Thursday, April 30, 2009
So there comes a time between one night and 100 nights were sleep deprivation becomes severely detrimental to health and no one doubts it would be torture, except maybe the Marquis de Sade. It would difficult to draw the line betwee safe, non torture sleep deprivation nights, and too many sleepless nights constituting torture. I personally think it's about a dozen, but that's just me.
Just so with waterboarding. Dunking a restrained person in water or using a tube to introduce gallons of water up the subject's nose or down his or her throat so that actual drowning is a real possibility sounds a lot like torture. As this was used by the Inquisition and by others, including Japanese citizens during WWII, it almost certainly was torture, especially if it went on and on and on. In Viet Nam, I know that we and our allies would sometimes put a cloth over a restrained person's face and saturate it with water. This would simulate drowning and if done for short duration (less than a minute) and only for a limited number of times (like 6) per day, then the process would not lead to serious or severe problems in the psyche or body and the possibility of actual drowning would be so remote as to be inconsequential.
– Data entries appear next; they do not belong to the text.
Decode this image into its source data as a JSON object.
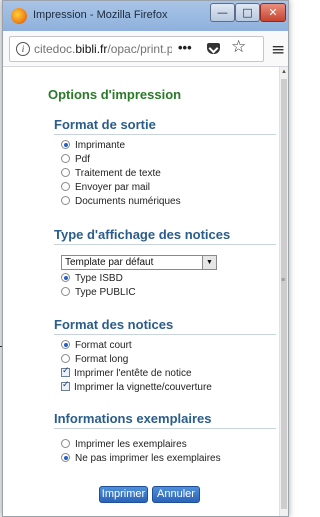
{
  "window": {
    "title": "Impression - Mozilla Firefox",
    "min_label": "—",
    "max_label": "□",
    "close_label": "✕"
  },
  "urlbar": {
    "url_domain": "citedoc.",
    "url_host": "bibli.fr",
    "url_path": "/opac/print.php",
    "more_label": "•••",
    "star_glyph": "☆",
    "menu_glyph": "≡",
    "info_glyph": "i"
  },
  "page": {
    "options_title": "Options d'impression",
    "format_sortie": {
      "title": "Format de sortie",
      "options": [
        "Imprimante",
        "Pdf",
        "Traitement de texte",
        "Envoyer par mail",
        "Documents numériques"
      ],
      "selected": "Imprimante"
    },
    "affichage": {
      "title": "Type d'affichage des notices",
      "select_value": "Template par défaut",
      "options": [
        "Type ISBD",
        "Type PUBLIC"
      ],
      "selected": "Type ISBD"
    },
    "format_notices": {
      "title": "Format des notices",
      "radio_options": [
        "Format court",
        "Format long"
      ],
      "selected": "Format court",
      "checkboxes": [
        "Imprimer l'entête de notice",
        "Imprimer la vignette/couverture"
      ]
    },
    "exemplaires": {
      "title": "Informations exemplaires",
      "options": [
        "Imprimer les exemplaires",
        "Ne pas imprimer les exemplaires"
      ],
      "selected": "Ne pas imprimer les exemplaires"
    },
    "buttons": {
      "print": "Imprimer",
      "cancel": "Annuler"
    }
  },
  "colors": {
    "options_title": "#2a7a2a",
    "section_title": "#2a5d8a",
    "button": "#2a63b8",
    "titlebar": "#a8c4e6"
  }
}
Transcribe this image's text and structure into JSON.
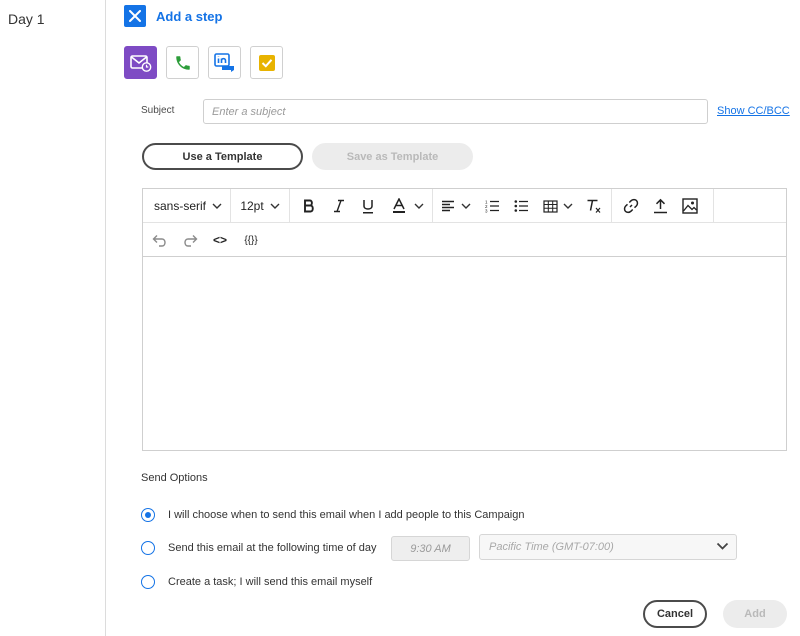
{
  "day": {
    "label": "Day 1"
  },
  "add_step": {
    "label": "Add a step"
  },
  "step_types": [
    {
      "name": "email",
      "icon": "mail-clock-icon",
      "selected": true
    },
    {
      "name": "call",
      "icon": "phone-icon",
      "selected": false
    },
    {
      "name": "linkedin",
      "icon": "linkedin-message-icon",
      "selected": false
    },
    {
      "name": "task",
      "icon": "checkbox-icon",
      "selected": false
    }
  ],
  "subject": {
    "label": "Subject",
    "placeholder": "Enter a subject",
    "value": ""
  },
  "show_cc_bcc": "Show CC/BCC",
  "template_buttons": {
    "use": "Use a Template",
    "save": "Save as Template"
  },
  "toolbar": {
    "font_family": "sans-serif",
    "font_size": "12pt",
    "code_label": "<>",
    "tokens_label": "{{}}"
  },
  "send_options": {
    "label": "Send Options",
    "options": [
      {
        "label": "I will choose when to send this email when I add people to this Campaign",
        "checked": true
      },
      {
        "label": "Send this email at the following time of day",
        "checked": false
      },
      {
        "label": "Create a task; I will send this email myself",
        "checked": false
      }
    ],
    "time": "9:30 AM",
    "timezone": "Pacific Time (GMT-07:00)"
  },
  "actions": {
    "cancel": "Cancel",
    "add": "Add"
  },
  "colors": {
    "accent": "#1473e6",
    "email_purple": "#7e4bc4",
    "phone_green": "#2d9d3a",
    "task_yellow": "#e8b300"
  }
}
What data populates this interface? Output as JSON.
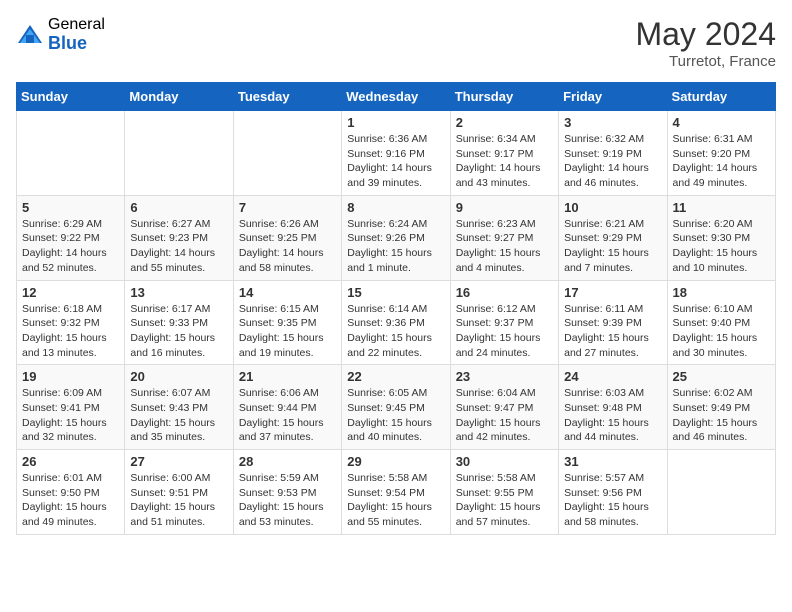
{
  "logo": {
    "general": "General",
    "blue": "Blue"
  },
  "title": "May 2024",
  "location": "Turretot, France",
  "days_of_week": [
    "Sunday",
    "Monday",
    "Tuesday",
    "Wednesday",
    "Thursday",
    "Friday",
    "Saturday"
  ],
  "weeks": [
    [
      {
        "day": "",
        "info": ""
      },
      {
        "day": "",
        "info": ""
      },
      {
        "day": "",
        "info": ""
      },
      {
        "day": "1",
        "info": "Sunrise: 6:36 AM\nSunset: 9:16 PM\nDaylight: 14 hours and 39 minutes."
      },
      {
        "day": "2",
        "info": "Sunrise: 6:34 AM\nSunset: 9:17 PM\nDaylight: 14 hours and 43 minutes."
      },
      {
        "day": "3",
        "info": "Sunrise: 6:32 AM\nSunset: 9:19 PM\nDaylight: 14 hours and 46 minutes."
      },
      {
        "day": "4",
        "info": "Sunrise: 6:31 AM\nSunset: 9:20 PM\nDaylight: 14 hours and 49 minutes."
      }
    ],
    [
      {
        "day": "5",
        "info": "Sunrise: 6:29 AM\nSunset: 9:22 PM\nDaylight: 14 hours and 52 minutes."
      },
      {
        "day": "6",
        "info": "Sunrise: 6:27 AM\nSunset: 9:23 PM\nDaylight: 14 hours and 55 minutes."
      },
      {
        "day": "7",
        "info": "Sunrise: 6:26 AM\nSunset: 9:25 PM\nDaylight: 14 hours and 58 minutes."
      },
      {
        "day": "8",
        "info": "Sunrise: 6:24 AM\nSunset: 9:26 PM\nDaylight: 15 hours and 1 minute."
      },
      {
        "day": "9",
        "info": "Sunrise: 6:23 AM\nSunset: 9:27 PM\nDaylight: 15 hours and 4 minutes."
      },
      {
        "day": "10",
        "info": "Sunrise: 6:21 AM\nSunset: 9:29 PM\nDaylight: 15 hours and 7 minutes."
      },
      {
        "day": "11",
        "info": "Sunrise: 6:20 AM\nSunset: 9:30 PM\nDaylight: 15 hours and 10 minutes."
      }
    ],
    [
      {
        "day": "12",
        "info": "Sunrise: 6:18 AM\nSunset: 9:32 PM\nDaylight: 15 hours and 13 minutes."
      },
      {
        "day": "13",
        "info": "Sunrise: 6:17 AM\nSunset: 9:33 PM\nDaylight: 15 hours and 16 minutes."
      },
      {
        "day": "14",
        "info": "Sunrise: 6:15 AM\nSunset: 9:35 PM\nDaylight: 15 hours and 19 minutes."
      },
      {
        "day": "15",
        "info": "Sunrise: 6:14 AM\nSunset: 9:36 PM\nDaylight: 15 hours and 22 minutes."
      },
      {
        "day": "16",
        "info": "Sunrise: 6:12 AM\nSunset: 9:37 PM\nDaylight: 15 hours and 24 minutes."
      },
      {
        "day": "17",
        "info": "Sunrise: 6:11 AM\nSunset: 9:39 PM\nDaylight: 15 hours and 27 minutes."
      },
      {
        "day": "18",
        "info": "Sunrise: 6:10 AM\nSunset: 9:40 PM\nDaylight: 15 hours and 30 minutes."
      }
    ],
    [
      {
        "day": "19",
        "info": "Sunrise: 6:09 AM\nSunset: 9:41 PM\nDaylight: 15 hours and 32 minutes."
      },
      {
        "day": "20",
        "info": "Sunrise: 6:07 AM\nSunset: 9:43 PM\nDaylight: 15 hours and 35 minutes."
      },
      {
        "day": "21",
        "info": "Sunrise: 6:06 AM\nSunset: 9:44 PM\nDaylight: 15 hours and 37 minutes."
      },
      {
        "day": "22",
        "info": "Sunrise: 6:05 AM\nSunset: 9:45 PM\nDaylight: 15 hours and 40 minutes."
      },
      {
        "day": "23",
        "info": "Sunrise: 6:04 AM\nSunset: 9:47 PM\nDaylight: 15 hours and 42 minutes."
      },
      {
        "day": "24",
        "info": "Sunrise: 6:03 AM\nSunset: 9:48 PM\nDaylight: 15 hours and 44 minutes."
      },
      {
        "day": "25",
        "info": "Sunrise: 6:02 AM\nSunset: 9:49 PM\nDaylight: 15 hours and 46 minutes."
      }
    ],
    [
      {
        "day": "26",
        "info": "Sunrise: 6:01 AM\nSunset: 9:50 PM\nDaylight: 15 hours and 49 minutes."
      },
      {
        "day": "27",
        "info": "Sunrise: 6:00 AM\nSunset: 9:51 PM\nDaylight: 15 hours and 51 minutes."
      },
      {
        "day": "28",
        "info": "Sunrise: 5:59 AM\nSunset: 9:53 PM\nDaylight: 15 hours and 53 minutes."
      },
      {
        "day": "29",
        "info": "Sunrise: 5:58 AM\nSunset: 9:54 PM\nDaylight: 15 hours and 55 minutes."
      },
      {
        "day": "30",
        "info": "Sunrise: 5:58 AM\nSunset: 9:55 PM\nDaylight: 15 hours and 57 minutes."
      },
      {
        "day": "31",
        "info": "Sunrise: 5:57 AM\nSunset: 9:56 PM\nDaylight: 15 hours and 58 minutes."
      },
      {
        "day": "",
        "info": ""
      }
    ]
  ]
}
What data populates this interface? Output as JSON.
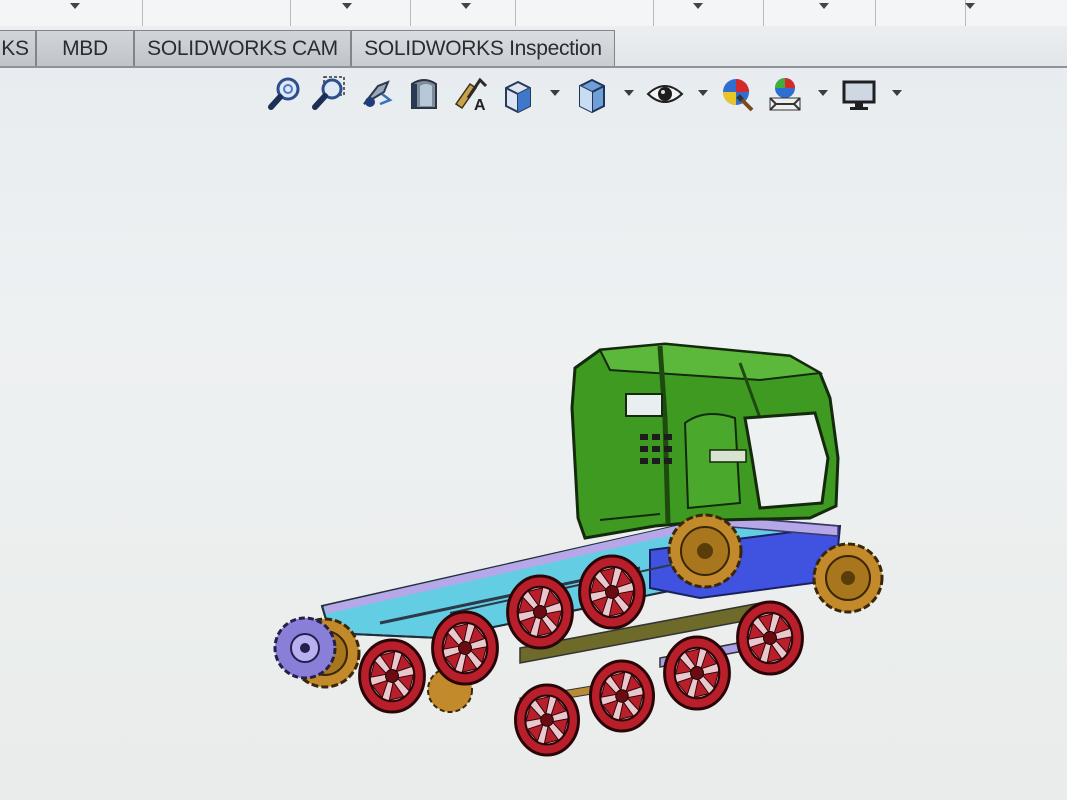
{
  "tabs": [
    {
      "label": "KS"
    },
    {
      "label": "MBD"
    },
    {
      "label": "SOLIDWORKS CAM"
    },
    {
      "label": "SOLIDWORKS Inspection"
    }
  ],
  "toolbar": {
    "icons": [
      "zoom-to-fit-icon",
      "zoom-to-area-icon",
      "previous-view-icon",
      "section-view-icon",
      "dynamic-annotation-views-icon",
      "view-orientation-icon",
      "display-style-icon",
      "hide-show-items-icon",
      "edit-appearance-icon",
      "apply-scene-icon",
      "view-settings-icon"
    ]
  },
  "colors": {
    "cab": "#3f9a22",
    "chassis_blue": "#3f52e0",
    "chassis_cyan": "#5fd0e4",
    "wheel_red": "#b81f2a",
    "sprocket_gold": "#c28a2a",
    "idler_purple": "#8a7fd8"
  }
}
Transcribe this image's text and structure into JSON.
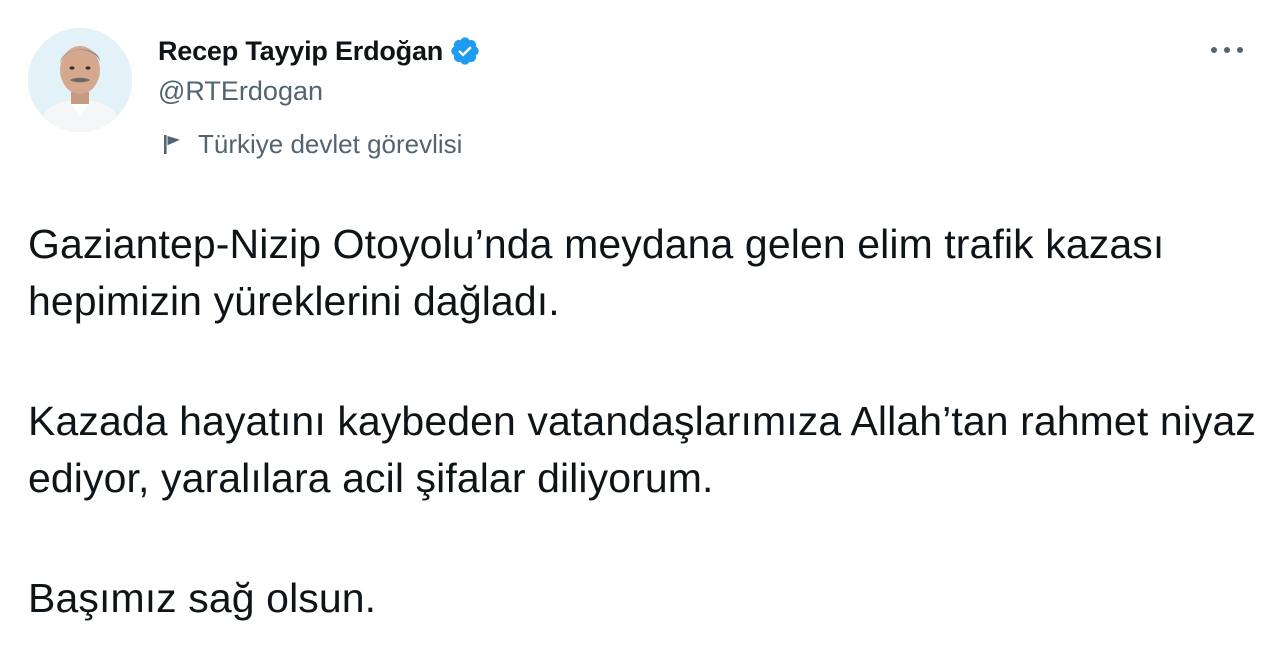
{
  "author": {
    "display_name": "Recep Tayyip Erdoğan",
    "handle": "@RTErdogan",
    "verified": true,
    "account_label": "Türkiye devlet görevlisi",
    "avatar_icon": "avatar-photo",
    "label_icon": "flag-icon",
    "verified_icon": "verified-badge-icon"
  },
  "actions": {
    "more_icon": "more-options-icon"
  },
  "tweet": {
    "paragraphs": [
      "Gaziantep-Nizip Otoyolu’nda meydana gelen elim trafik kazası hepimizin yüreklerini dağladı.",
      "Kazada hayatını kaybeden vatandaşlarımıza Allah’tan rahmet niyaz ediyor, yaralılara acil şifalar diliyorum.",
      "Başımız sağ olsun."
    ]
  },
  "colors": {
    "text_primary": "#0f1419",
    "text_secondary": "#536471",
    "verified_blue": "#1d9bf0",
    "background": "#ffffff"
  }
}
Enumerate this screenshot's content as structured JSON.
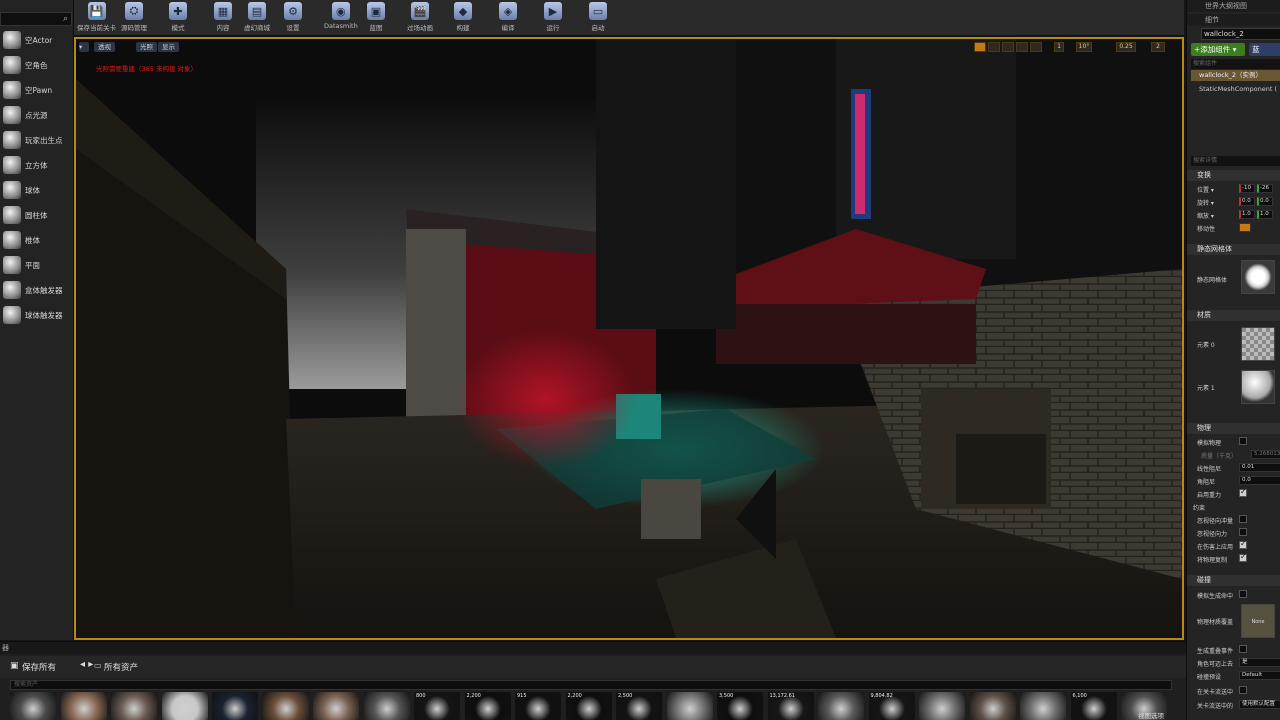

It still wasn't pleasant and often got the subject talking, which is why we and our allies used it.
The recent method of waterboarding we routinely used during SERE training on our own guys, and which we have used against three guys in 2003, involve saran wrap over the face so that there is no possibility of water entering the nose, mouth or lungs and therefore no possibility of actual drowning. It is merely virtual drowning; your body thinks you're drowning even if you rationally know that's not possible. Again, then, the metrics which would change it from harsh, but not torture, into real torture is the duration of the virtual drowning and the number of times it is done in a day.
No harsh treatment we do merely to punish a person is acceptable and indeed harsh interrogation techniques are only allowable in the context of getting actionable intelligence from captured illegal combatants. There would come a time in waterboarding one of those guys when he would talk and nothing further needs to be done (the usual); or when it becomes clear that he can take it without talking and no additional 40 second virtual drowning 6 times a day will produce anything useful. Thus, there will always be an endpoint to it--either he talks or it becomes punishment of someone who will not talk; and we could probably find that endpoint in half a dozen sessions of 40 seconds.
I can hold my breath for 40 seconds and I have no inordinate fear of water or drowning. I believe I could be waterboarded, as the guys in SERE are and the three terrorists were, and be fine. I don't think I could be really tortured and be fine. Real torture, by definition, doesn't leave you fine.
Our President last night said that he thinks waterboarding is torture. If he means the real attempted drowning I agree, but that was not the context. If he means what we did to Khalid Sheikh Mohammed, I disagree and I'm right.